RunPE: a practical example of Process Hollowing technique
About the "Process Hollowing" i have already written some posts (like this).
However, i've never published any practical example.
So, today i want to quote this interesting article where Tigzy explains the process hollowing with a brief code snippet. in wich the process hollowing is explained with a brief code snippet.
A brief recap: what is Process Hollowing?
Process hollowing is a technique used by malware in which a legitimate process is loaded on the system solely to act as a container for hostile code: the legitimate process is launched in a suspended state and its memory area is replaced with the code of a second program that will be executed instead of the original .
This trick is known under the name “RunPE” and has been used many time in malware industry, especially in RATs (Remote Administration Tools).
Basically, when a malware starts, it will pick a victim among the Windows processes (like explorer.exe) and start a new instance of it, in a suspended state. In that state it’s safe to modify and the malware will totally clear it from its code, extend the memory if needed, and copy its own code inside.

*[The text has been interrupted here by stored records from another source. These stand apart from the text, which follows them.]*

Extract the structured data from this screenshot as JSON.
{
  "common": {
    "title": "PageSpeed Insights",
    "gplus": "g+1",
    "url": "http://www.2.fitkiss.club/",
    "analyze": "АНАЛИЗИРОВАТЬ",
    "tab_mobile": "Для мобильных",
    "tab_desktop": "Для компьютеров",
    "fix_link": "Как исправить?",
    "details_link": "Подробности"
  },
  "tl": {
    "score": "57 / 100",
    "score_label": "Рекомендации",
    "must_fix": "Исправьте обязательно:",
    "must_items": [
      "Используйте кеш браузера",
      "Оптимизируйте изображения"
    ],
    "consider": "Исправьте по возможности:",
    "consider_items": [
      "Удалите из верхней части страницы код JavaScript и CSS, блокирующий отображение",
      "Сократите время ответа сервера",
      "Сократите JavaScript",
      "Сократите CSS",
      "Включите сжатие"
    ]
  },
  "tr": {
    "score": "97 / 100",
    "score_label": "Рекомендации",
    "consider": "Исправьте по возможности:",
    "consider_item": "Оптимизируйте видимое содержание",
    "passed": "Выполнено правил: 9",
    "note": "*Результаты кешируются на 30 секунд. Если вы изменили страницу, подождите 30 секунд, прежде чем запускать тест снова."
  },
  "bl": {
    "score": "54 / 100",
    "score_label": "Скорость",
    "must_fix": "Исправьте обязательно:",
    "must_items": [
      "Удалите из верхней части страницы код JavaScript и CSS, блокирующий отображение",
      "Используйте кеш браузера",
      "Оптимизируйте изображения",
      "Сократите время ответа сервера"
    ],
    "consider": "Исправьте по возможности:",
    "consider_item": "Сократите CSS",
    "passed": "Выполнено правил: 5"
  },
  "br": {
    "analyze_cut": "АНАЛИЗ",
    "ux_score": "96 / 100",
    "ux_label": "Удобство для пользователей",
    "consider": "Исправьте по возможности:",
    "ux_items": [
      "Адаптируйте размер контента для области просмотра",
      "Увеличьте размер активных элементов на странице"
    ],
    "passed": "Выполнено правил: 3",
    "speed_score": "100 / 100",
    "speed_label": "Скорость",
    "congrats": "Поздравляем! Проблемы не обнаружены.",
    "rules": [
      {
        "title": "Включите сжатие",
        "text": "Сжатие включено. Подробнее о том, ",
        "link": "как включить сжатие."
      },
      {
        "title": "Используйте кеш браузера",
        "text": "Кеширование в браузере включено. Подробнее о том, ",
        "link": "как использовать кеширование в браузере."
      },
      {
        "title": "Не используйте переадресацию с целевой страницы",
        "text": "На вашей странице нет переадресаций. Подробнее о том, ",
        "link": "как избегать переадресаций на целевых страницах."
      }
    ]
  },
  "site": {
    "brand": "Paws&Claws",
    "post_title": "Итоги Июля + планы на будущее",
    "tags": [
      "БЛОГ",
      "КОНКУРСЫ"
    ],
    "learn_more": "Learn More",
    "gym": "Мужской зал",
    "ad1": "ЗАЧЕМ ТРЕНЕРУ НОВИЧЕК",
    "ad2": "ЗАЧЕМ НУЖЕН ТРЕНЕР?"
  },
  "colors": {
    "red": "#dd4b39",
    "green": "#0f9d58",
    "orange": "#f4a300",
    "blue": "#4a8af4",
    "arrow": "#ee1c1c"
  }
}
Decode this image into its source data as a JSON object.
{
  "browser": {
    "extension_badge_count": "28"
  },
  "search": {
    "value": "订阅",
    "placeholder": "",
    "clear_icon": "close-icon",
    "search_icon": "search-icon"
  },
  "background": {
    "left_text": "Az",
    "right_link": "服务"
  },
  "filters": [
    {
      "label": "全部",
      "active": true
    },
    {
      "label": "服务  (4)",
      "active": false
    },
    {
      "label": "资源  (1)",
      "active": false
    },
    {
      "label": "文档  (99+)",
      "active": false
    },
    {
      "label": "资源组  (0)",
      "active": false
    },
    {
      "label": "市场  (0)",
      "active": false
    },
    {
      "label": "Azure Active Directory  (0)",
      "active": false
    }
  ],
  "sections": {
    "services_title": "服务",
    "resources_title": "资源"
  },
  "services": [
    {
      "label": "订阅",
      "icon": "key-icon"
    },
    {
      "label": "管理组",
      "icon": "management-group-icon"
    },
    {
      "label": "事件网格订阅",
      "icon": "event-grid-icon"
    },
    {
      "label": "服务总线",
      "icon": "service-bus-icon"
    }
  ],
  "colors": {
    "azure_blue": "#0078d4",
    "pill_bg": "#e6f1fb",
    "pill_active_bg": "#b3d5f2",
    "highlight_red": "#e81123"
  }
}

Then, the malware will do some magic to adjust the address of entry point as well as the base address and will resume the process.
After being resumed, the process shows being started from a file (explorer.exe) that has nothing to do anymore with what it actually does.
Here the code snippet:
The main program will call RunPe function with explorer.exe as a target, and calc.exe as a source. This will result in running calc.exe code into an explorer.exe “skin”.
The RunPe function will simply create explorer.exe in a suspended state, remove the sections belonging to that module with NtUnmapViewOfSection. Then it will allocate more memory at the same preferred address as the former unmapped sections to host the target (calc.exe) code.
That code (header + sections) is copied into the newly allocated section, and we adjust the image base + entry point address to match the new offset (explorer.exe base may be different). To finish, the main thread is resumed.
And here a video example of this technique:
For more information and the technical explanation, please refers to original article:
About the author
Founder and owner of Adlice Software, Tigzy started as lead developer on the popular Anti-malware called RogueKiller. Involved in all the Adlice projects as lead developer, Tigzy is also doing research and reverse engineering as well as writing blog posts.